The finished copy must match the records exactly, except that it contains no pictures.

[Dataset rows describing interfaces]
BEGIN
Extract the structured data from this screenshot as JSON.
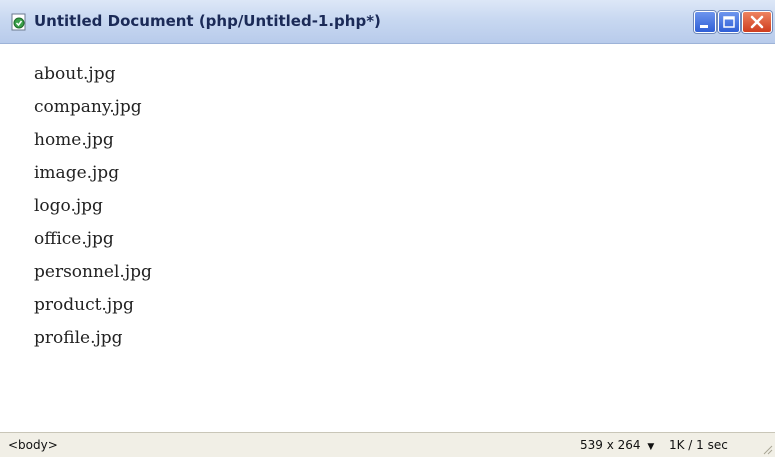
{
  "window": {
    "title": "Untitled Document (php/Untitled-1.php*)",
    "icons": {
      "app": "document-icon",
      "minimize": "minimize-icon",
      "maximize": "maximize-icon",
      "close": "close-icon"
    },
    "colors": {
      "titlebar": "#c8d8f1",
      "title_text": "#1b2a57",
      "close_button": "#cf3d1e",
      "min_max_button": "#2f5fd6"
    }
  },
  "files": [
    "about.jpg",
    "company.jpg",
    "home.jpg",
    "image.jpg",
    "logo.jpg",
    "office.jpg",
    "personnel.jpg",
    "product.jpg",
    "profile.jpg"
  ],
  "statusbar": {
    "tag": "<body>",
    "window_size": "539 x 264",
    "download": "1K / 1 sec"
  }
}
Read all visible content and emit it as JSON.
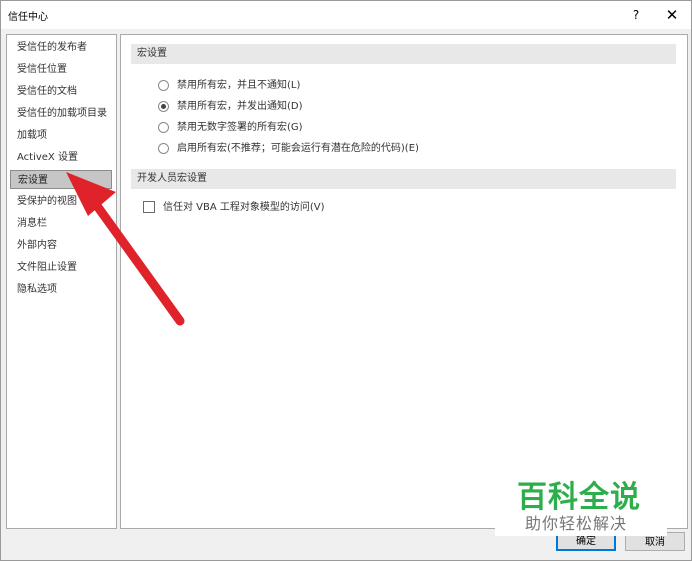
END
Answer section:
Extract the structured data from this screenshot as JSON.
{
  "window": {
    "title": "Untitled Document (php/Untitled-1.php*)",
    "icons": {
      "app": "document-icon",
      "minimize": "minimize-icon",
      "maximize": "maximize-icon",
      "close": "close-icon"
    },
    "colors": {
      "titlebar": "#c8d8f1",
      "title_text": "#1b2a57",
      "close_button": "#cf3d1e",
      "min_max_button": "#2f5fd6"
    }
  },
  "files": [
    "about.jpg",
    "company.jpg",
    "home.jpg",
    "image.jpg",
    "logo.jpg",
    "office.jpg",
    "personnel.jpg",
    "product.jpg",
    "profile.jpg"
  ],
  "statusbar": {
    "tag": "<body>",
    "window_size": "539 x 264",
    "download": "1K / 1 sec"
  }
}
Read all visible content and emit it as JSON.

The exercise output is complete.